Housing and Urban Development Secretary Ben Carson spoke on the final night of the Republican National Convention on Aug. 27, 2020.
I’m Ben Carson, a retired neurosurgeon and a public servant. Before I begin, I’d like to say that our hearts go out to the Blake family and the other families who’ve been impacted by the tragic events in Kenosha. As Jacob’s mother has urged the country, let’s use our hearts, our love, and our intelligence to work together to show the rest of the world how humans are supposed to treat each other. America is great when we behave greatly. In order to succeed and change, we must first come together in love of our fellow citizens. History reminds us that necessary change comes through hope and love, not senseless and destructive violence. Abraham Lincoln once said to an America divided, that quote, your purpose then, plainly stated is that you will destroy the government unless you be allowed to construe and enforce the constitution as you please on all points in dispute between you and us, you will rule or ruin in all events, unquote.

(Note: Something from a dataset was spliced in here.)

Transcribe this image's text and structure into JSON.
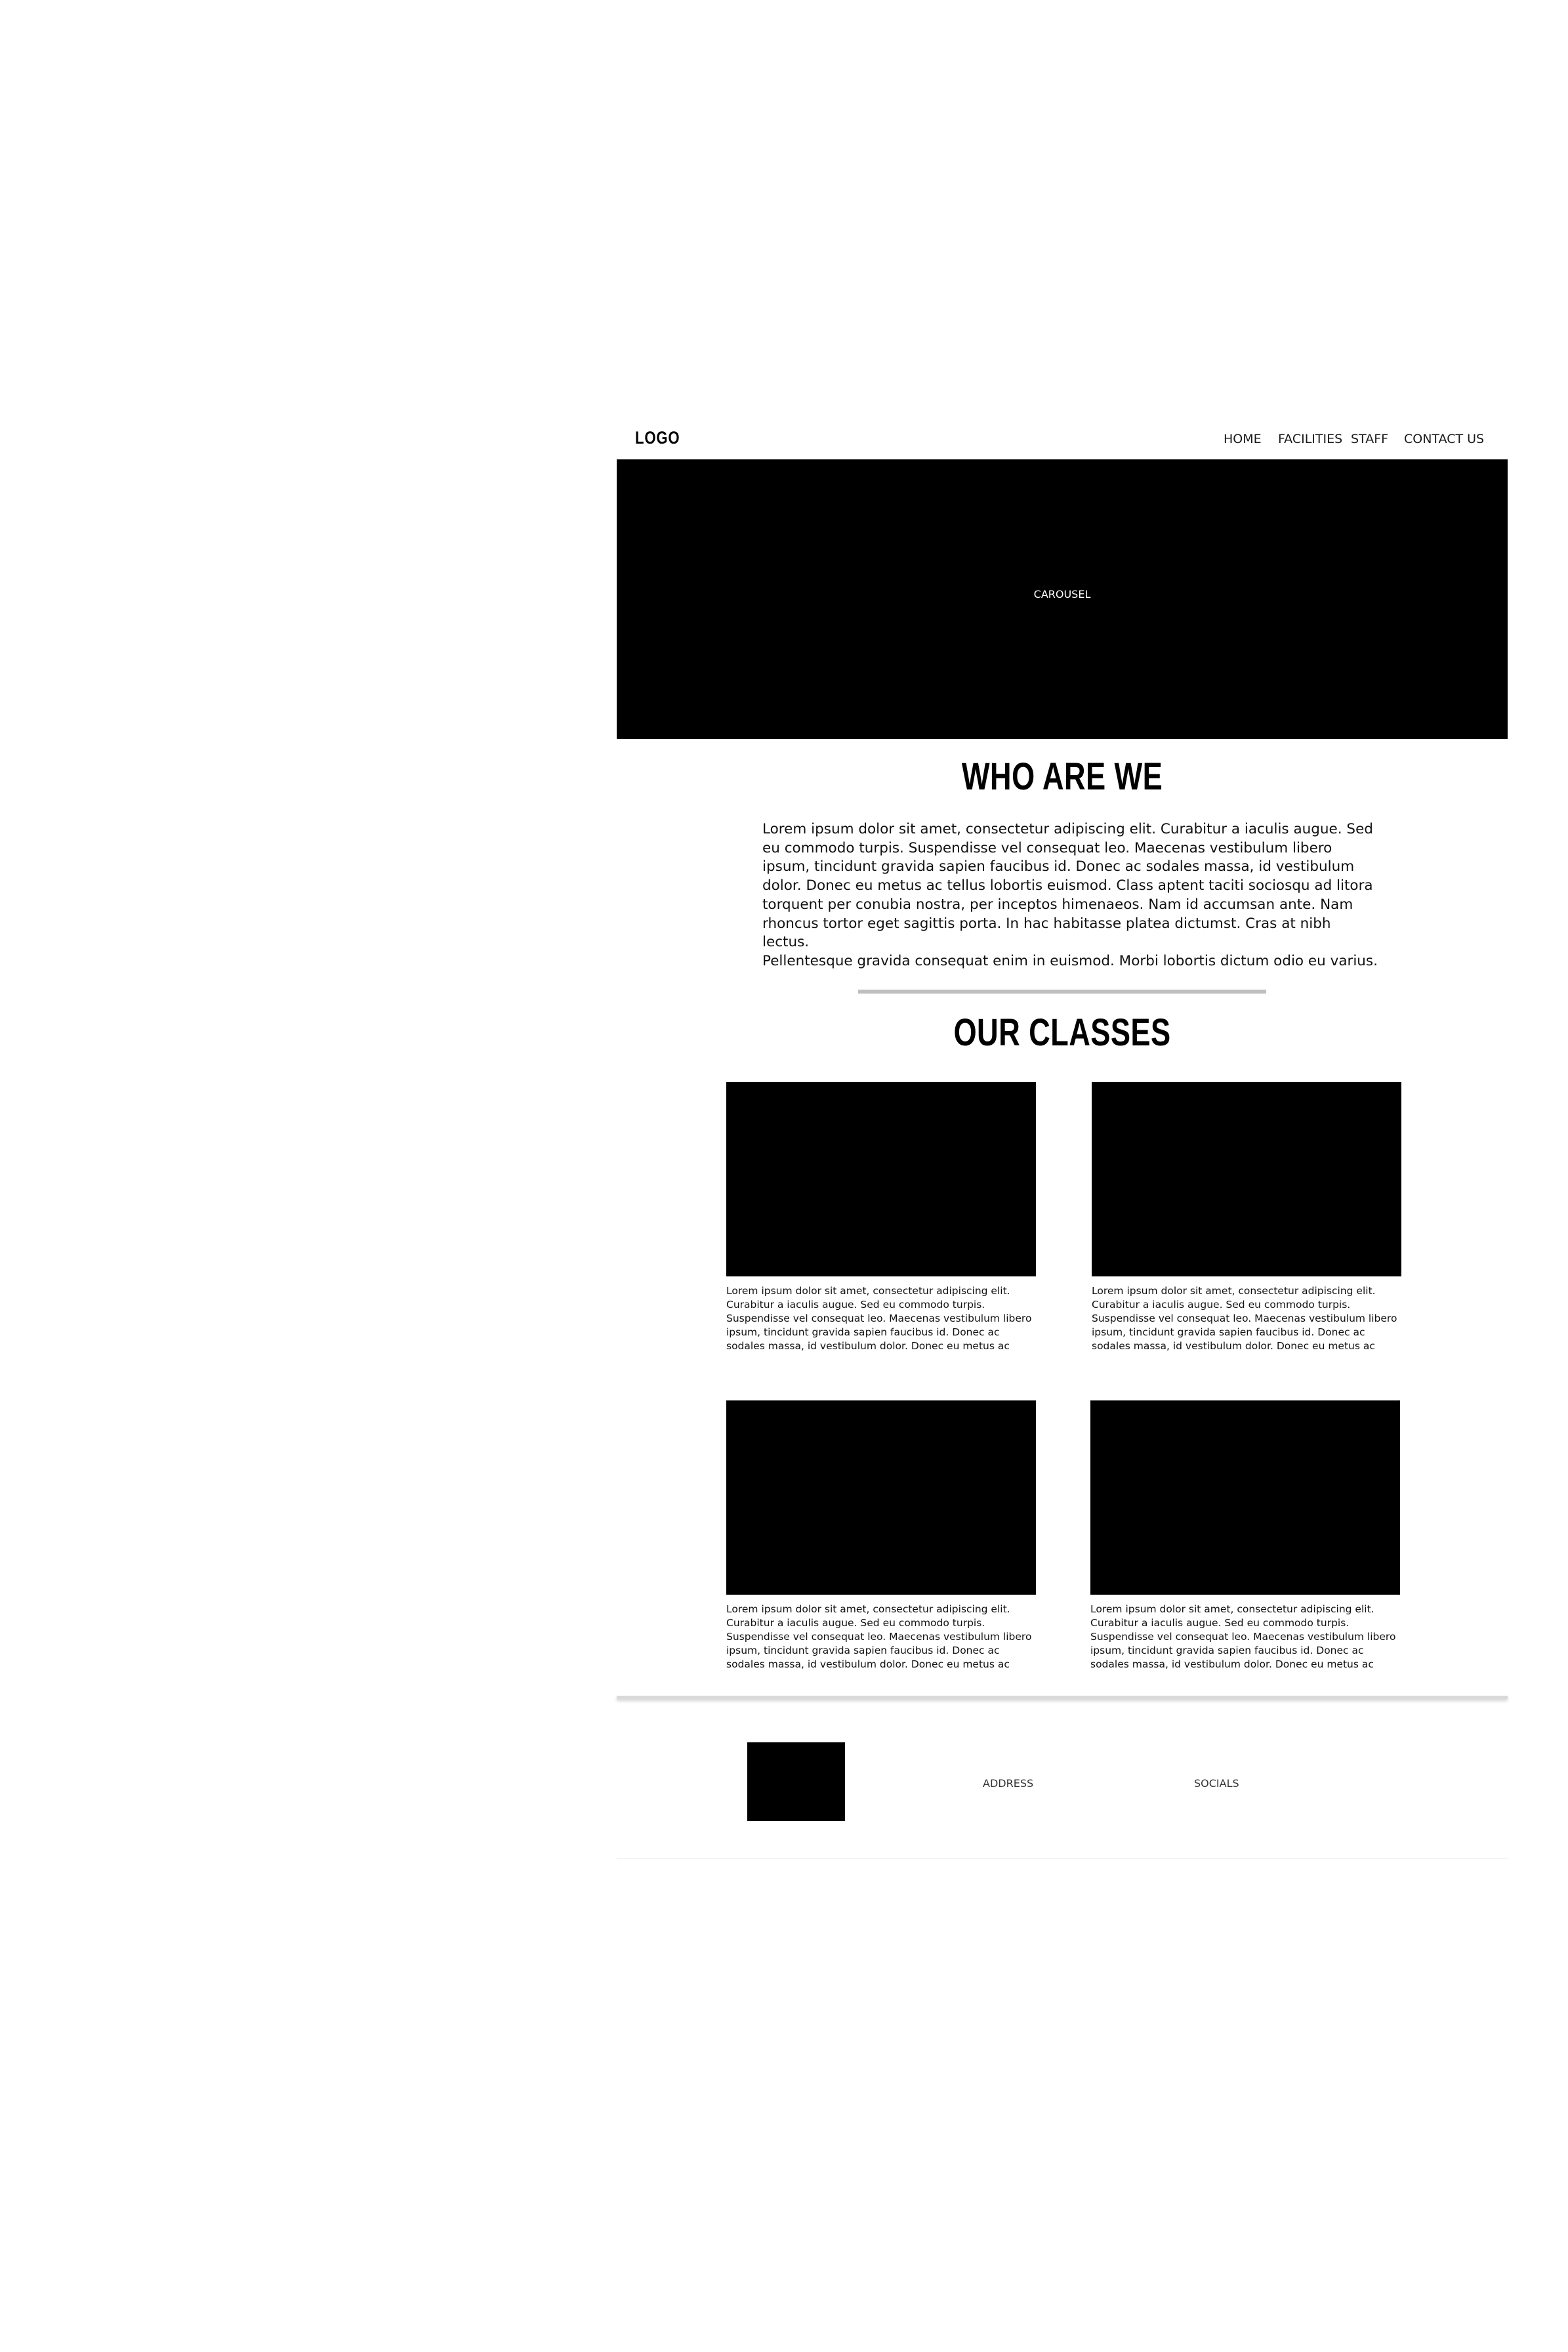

These words of warning are relevant today. We have a choice. Do we want big government that controls our lives from cradle to grave? Or do we believe in the power and wisdom of the people and their ability to self-govern with help from a limited federal government? Our president, Donald J. Trump believes in the people. He is one of us. He makes promises and he keeps them. He is transparent, and we certainly know what he’s thinking. He does not submit to political correctness or to its enforces, the media. He is real. Right now, we need real, we need courage. We can’t cower in the corner and hope that no one calls us a name believing that will keep us safe. That is not courage, and that will not lead us to a good and just place. We must remember all those who sacrificed everything in order to give us freedom, and we must be willing to do the same for those who come after us.
President Trump does not dabble in identity politics. He wants everyone to succeed, and believes in the adage, a rising tide lifts all boats. Many on the other side love to incite division by claiming that president Trump is a racist. They could not be more wrong. Years ago, Jesse Jackson gave Donald Trump an award for the economic opportunities he created for Black people. In Palm Beach, Florida, Donald Trump led the crusade to allow Blacks and Jews into private clubs and resorts. One of the first things he did as president was bring the office of Historically Black Colleges and Universities into the White House so that it could get proper attention and financial support. Before the pandemic, African-American unemployment was at an all time low. President Trump accomplished prison reform. He created incentives to encourage investors, to become involved with economically-deprived areas of America.
He strongly supports school choice, fully recognizing that no matter what circumstances a person is born into, they can achieve success with a good education. It was true for me. When my mother forced me to read books about doctors, entrepreneurs, and inventors and scientists, I began to recognize that the person who has the most to do with what happens to you in life is you. My mother always told me, “Ben, you can do anything, but I will never allow you to become a victim.” It was then that I stopped listening to the people who were trying to convince me that I was a victim and that others were responsible for my victim-hood. What is racist is the fact that African Americans have the highest abortion rate. President Trump is the most pro=life president in the country’s history. He will continue to fight for those who cannot yet speak.
The vision of a shining city upon a hill came from Jesus’ sermon on the mountain. America is that shiny city. We are the beacon of hope for the world. At this moment in time, president Donald Trump is the man with the courage, the vision, and the ability to keep it shining brightly.